Related Content: Libya

On the Radar: August 22, 2011

Legacy: On The Radar

On the Radar: July 28, 2011

Legacy: On The Radar

The Skeptics vs the Cynics: And when it’s tough to make the distinction

Gwen's Take

I am a great champion of the notion that it helps to be skeptical, but hurts to be cynical. But weeks like this one make it tough to distinguish between the two.

Because I strive to maintain my balance, I toss these examples over to you, dear readers:

BREAKING: Rep. Eric Cantor (R-Va.) walks out of Vice President Biden’s budget talks.

“We've reached the point where the dynamic needs to change," Mr. Cantor said. "It is up to the president to come in and talk to the speaker.”

On the Radar: June 20, 2011

Legacy: On The Radar

June 17, 2011

Weekly Show

Analysis of the 2nd GOP Presidential debate, and a new fact check feature “Just the Facts.”  Plus, details of VP Biden’s negotiations on raising the debt ceiling.   Also, the Pentagon and Defense Dept post-Robert Gates & controversy over the US involvement in Libya.

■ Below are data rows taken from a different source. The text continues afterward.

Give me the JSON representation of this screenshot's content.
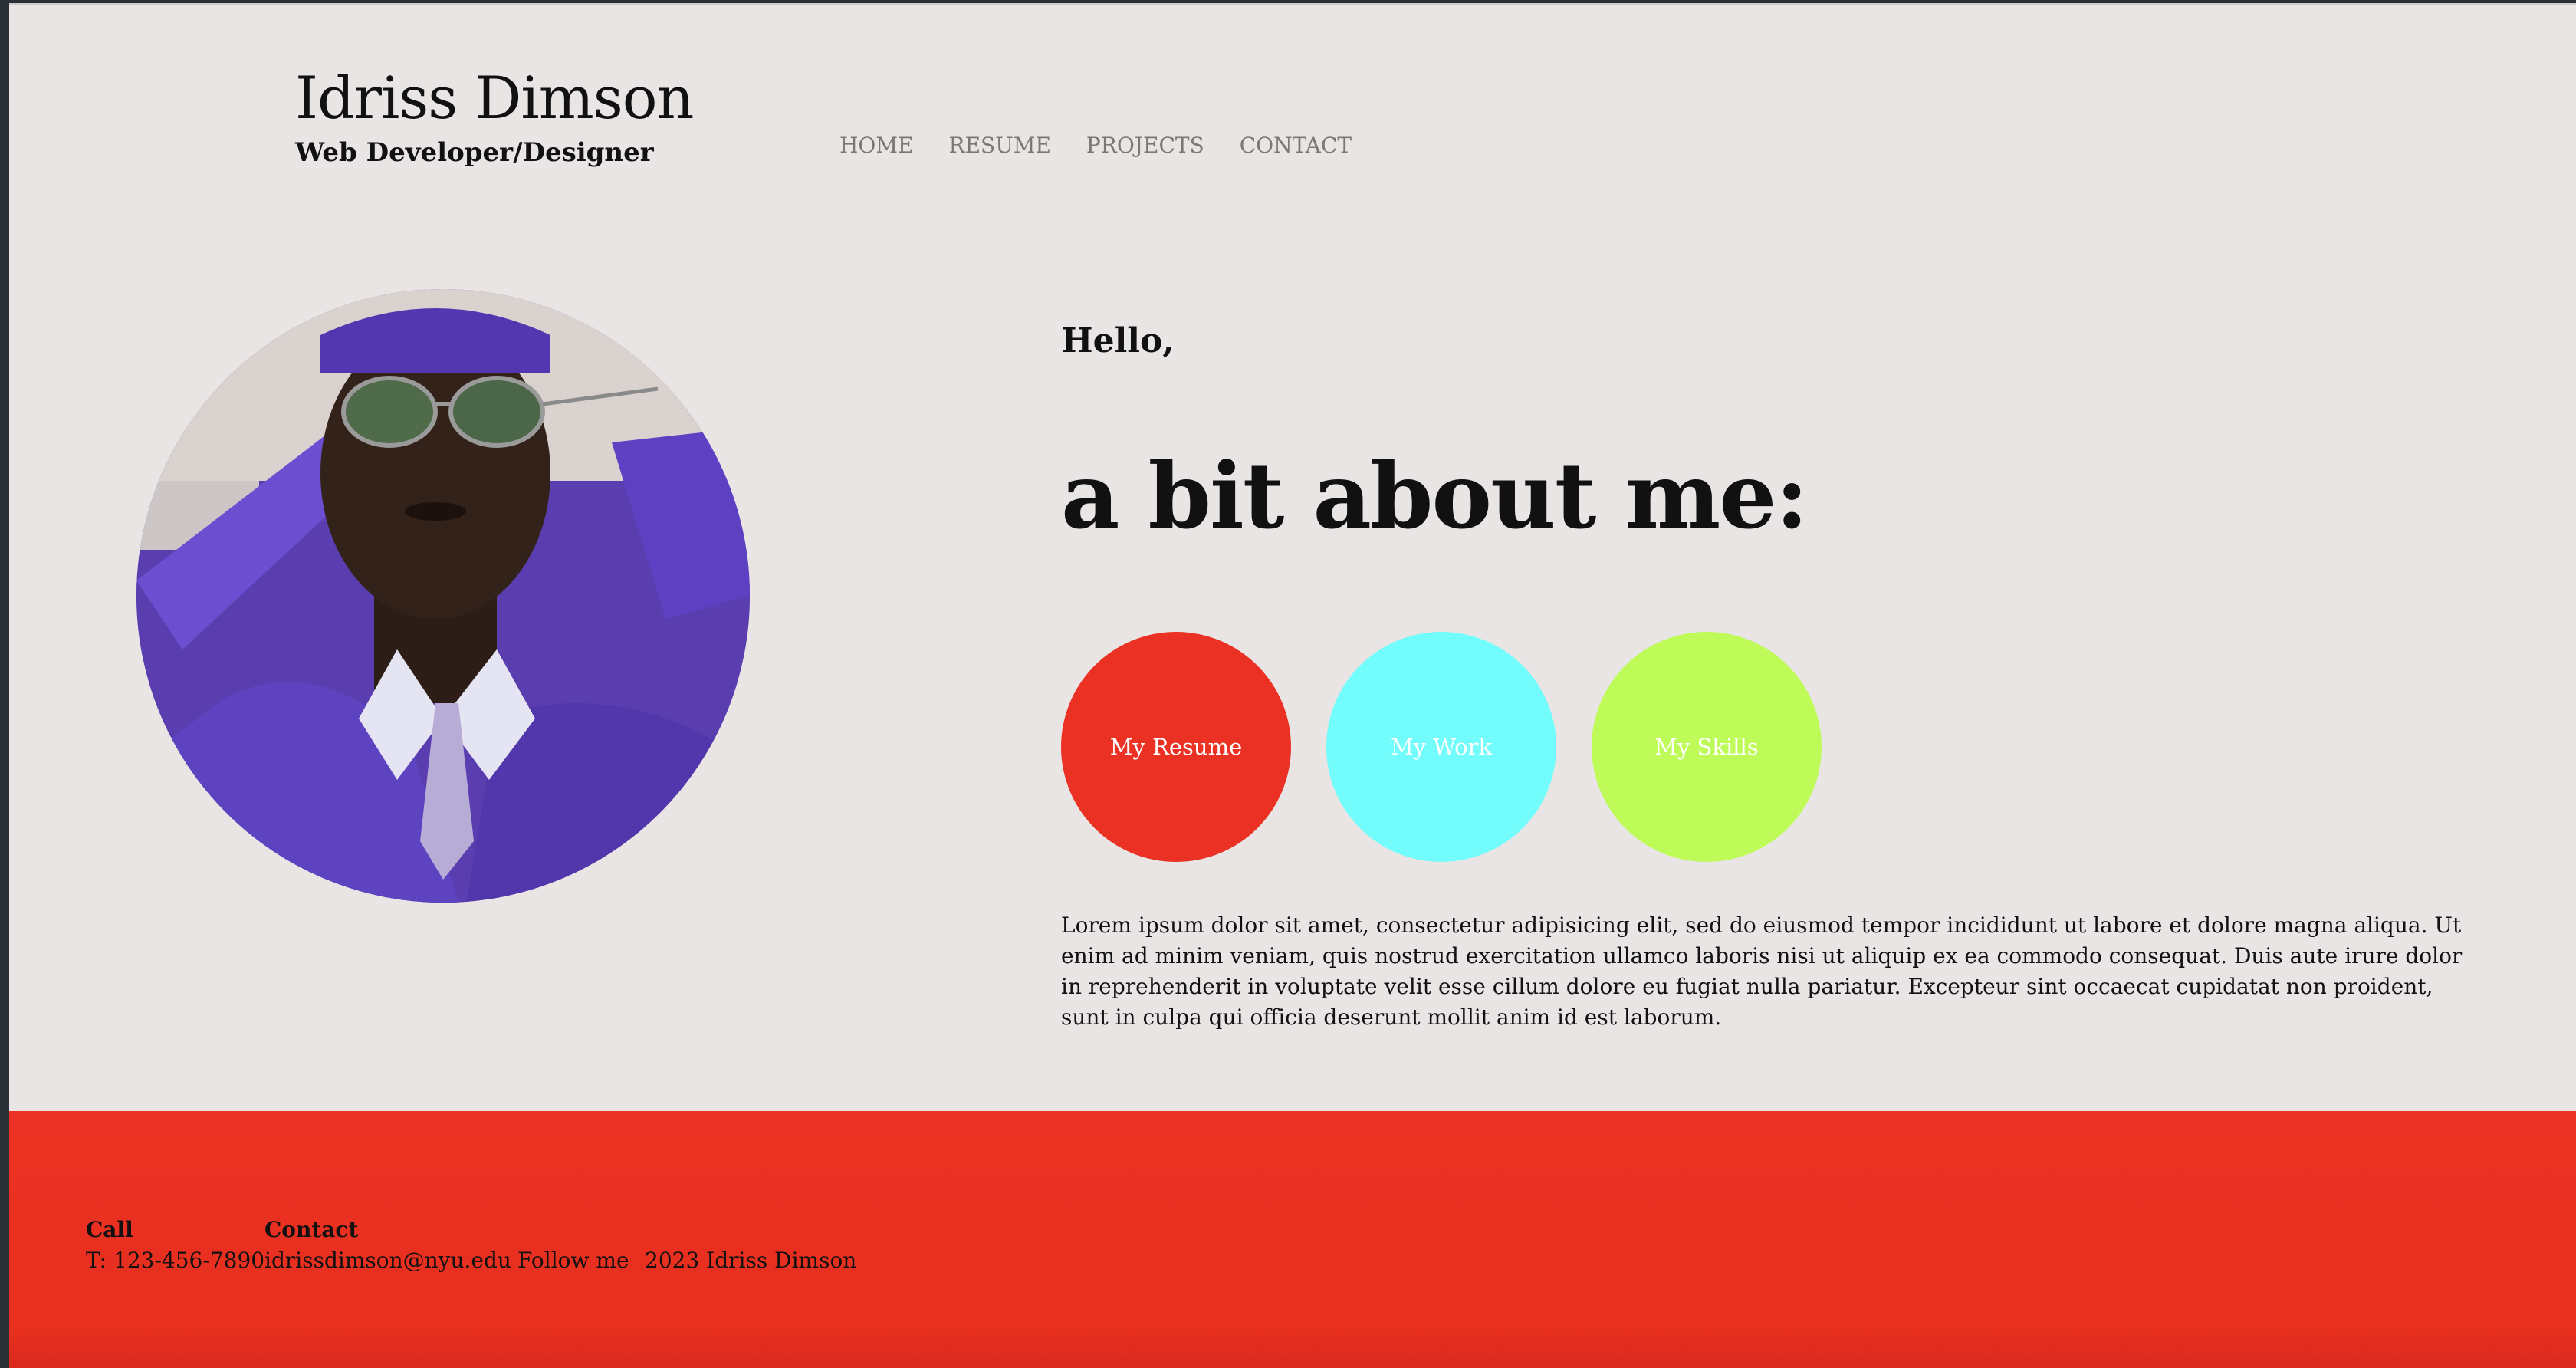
{
  "header": {
    "name": "Idriss Dimson",
    "subtitle": "Web Developer/Designer"
  },
  "nav": [
    "HOME",
    "RESUME",
    "PROJECTS",
    "CONTACT"
  ],
  "intro": {
    "greeting": "Hello,",
    "heading": "a bit about me:"
  },
  "buttons": [
    {
      "label": "My Resume",
      "color": "#ea3123"
    },
    {
      "label": "My Work",
      "color": "#72fcfb"
    },
    {
      "label": "My Skills",
      "color": "#befa58"
    }
  ],
  "body_text": "Lorem ipsum dolor sit amet, consectetur adipisicing elit, sed do eiusmod tempor incididunt ut labore et dolore magna aliqua. Ut enim ad minim veniam, quis nostrud exercitation ullamco laboris nisi ut aliquip ex ea commodo consequat. Duis aute irure dolor in reprehenderit in voluptate velit esse cillum dolore eu fugiat nulla pariatur. Excepteur sint occaecat cupidatat non proident, sunt in culpa qui officia deserunt mollit anim id est laborum.",
  "footer": {
    "call_label": "Call",
    "call_value": "T: 123-456-7890",
    "contact_label": "Contact",
    "contact_value": "idrissdimson@nyu.edu",
    "follow": "Follow me",
    "copyright": "2023 Idriss Dimson",
    "color": "#ea3123"
  },
  "colors": {
    "background": "#e9e5e4",
    "nav_text": "#7c7777"
  }
}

Joining Gwen: Michael Duffy, Time; Nancy Youssef, McClatchy Newspapers; Dan Balz, Washington Post; and Jim Barnes, National Journal.
 

On the Radar: June 15, 2011

Legacy: On The Radar

On the Radar: June 14, 2011

Legacy: On The Radar

On The Radar: April 25, 2011

Legacy: On The Radar

April 22, 2011

Weekly Show

With gas prices on the rise, an S&P report lowering America's credit outlook, continuing debate over the deficit and a stalemate in Libya, President Obama’s approval numbers have declined just at the moment he launched his reelection campaign.  Joining Gwen tonight: David Wessel/Wall Street Journal; Coral Davenport/ National Journal; Dan Balz/ Washington Post and Martha Raddatz/ABC News.
 

Confidence, Conviction and Campaign 2012

Gwen's Take

I once covered a politician who was a very certain man.

He remained convinced throughout his public career that he knew best – certainly better than any naysayer, political opponent or reporter.

His certainty got things done, but you had to accept that his priorities and values were the correct ones. He acted first and accepted – but did not welcome -- questions later. He was a Democrat, but only because that’s how you got elected in Baltimore. And he was unwavering.